(Stored items)
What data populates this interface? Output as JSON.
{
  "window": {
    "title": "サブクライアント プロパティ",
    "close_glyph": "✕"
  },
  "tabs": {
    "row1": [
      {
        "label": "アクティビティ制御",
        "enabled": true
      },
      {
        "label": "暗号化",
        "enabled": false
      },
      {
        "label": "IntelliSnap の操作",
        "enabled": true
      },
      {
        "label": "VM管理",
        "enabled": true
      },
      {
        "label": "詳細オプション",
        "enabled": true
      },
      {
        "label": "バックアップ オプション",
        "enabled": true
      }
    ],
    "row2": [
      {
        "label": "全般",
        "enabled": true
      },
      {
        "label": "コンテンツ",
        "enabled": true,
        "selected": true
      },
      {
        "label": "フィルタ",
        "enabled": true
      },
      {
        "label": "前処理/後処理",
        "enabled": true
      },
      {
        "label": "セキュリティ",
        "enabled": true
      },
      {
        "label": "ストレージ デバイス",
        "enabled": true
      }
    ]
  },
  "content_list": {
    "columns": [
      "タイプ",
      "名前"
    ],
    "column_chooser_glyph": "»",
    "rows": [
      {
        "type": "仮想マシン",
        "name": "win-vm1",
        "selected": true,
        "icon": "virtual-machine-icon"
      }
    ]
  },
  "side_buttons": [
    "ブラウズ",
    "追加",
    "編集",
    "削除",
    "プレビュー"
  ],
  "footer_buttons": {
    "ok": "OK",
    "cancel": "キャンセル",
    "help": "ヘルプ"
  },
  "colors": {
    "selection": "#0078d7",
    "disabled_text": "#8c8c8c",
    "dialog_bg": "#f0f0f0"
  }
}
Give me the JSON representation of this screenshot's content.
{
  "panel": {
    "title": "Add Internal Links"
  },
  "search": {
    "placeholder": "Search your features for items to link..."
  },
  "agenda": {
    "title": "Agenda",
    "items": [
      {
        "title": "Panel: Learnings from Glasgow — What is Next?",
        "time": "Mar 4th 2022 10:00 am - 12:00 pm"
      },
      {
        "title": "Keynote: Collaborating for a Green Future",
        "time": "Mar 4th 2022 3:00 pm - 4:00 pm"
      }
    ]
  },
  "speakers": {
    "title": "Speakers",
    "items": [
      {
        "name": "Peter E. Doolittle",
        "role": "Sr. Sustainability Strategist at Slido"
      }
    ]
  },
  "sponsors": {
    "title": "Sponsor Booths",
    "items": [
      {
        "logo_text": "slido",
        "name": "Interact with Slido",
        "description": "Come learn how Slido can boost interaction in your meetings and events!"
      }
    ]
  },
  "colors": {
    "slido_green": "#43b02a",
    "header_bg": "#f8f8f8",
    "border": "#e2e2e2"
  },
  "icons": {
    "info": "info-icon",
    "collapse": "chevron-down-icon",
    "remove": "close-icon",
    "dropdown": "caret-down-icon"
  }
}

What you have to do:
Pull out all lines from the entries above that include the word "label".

Response to this task:
        "label": "アクティビティ制御",
        "label": "暗号化",
        "label": "IntelliSnap の操作",
        "label": "VM管理",
        "label": "詳細オプション",
        "label": "バックアップ オプション",
        "label": "全般",
        "label": "コンテンツ",
        "label": "フィルタ",
        "label": "前処理/後処理",
        "label": "セキュリティ",
        "label": "ストレージ デバイス",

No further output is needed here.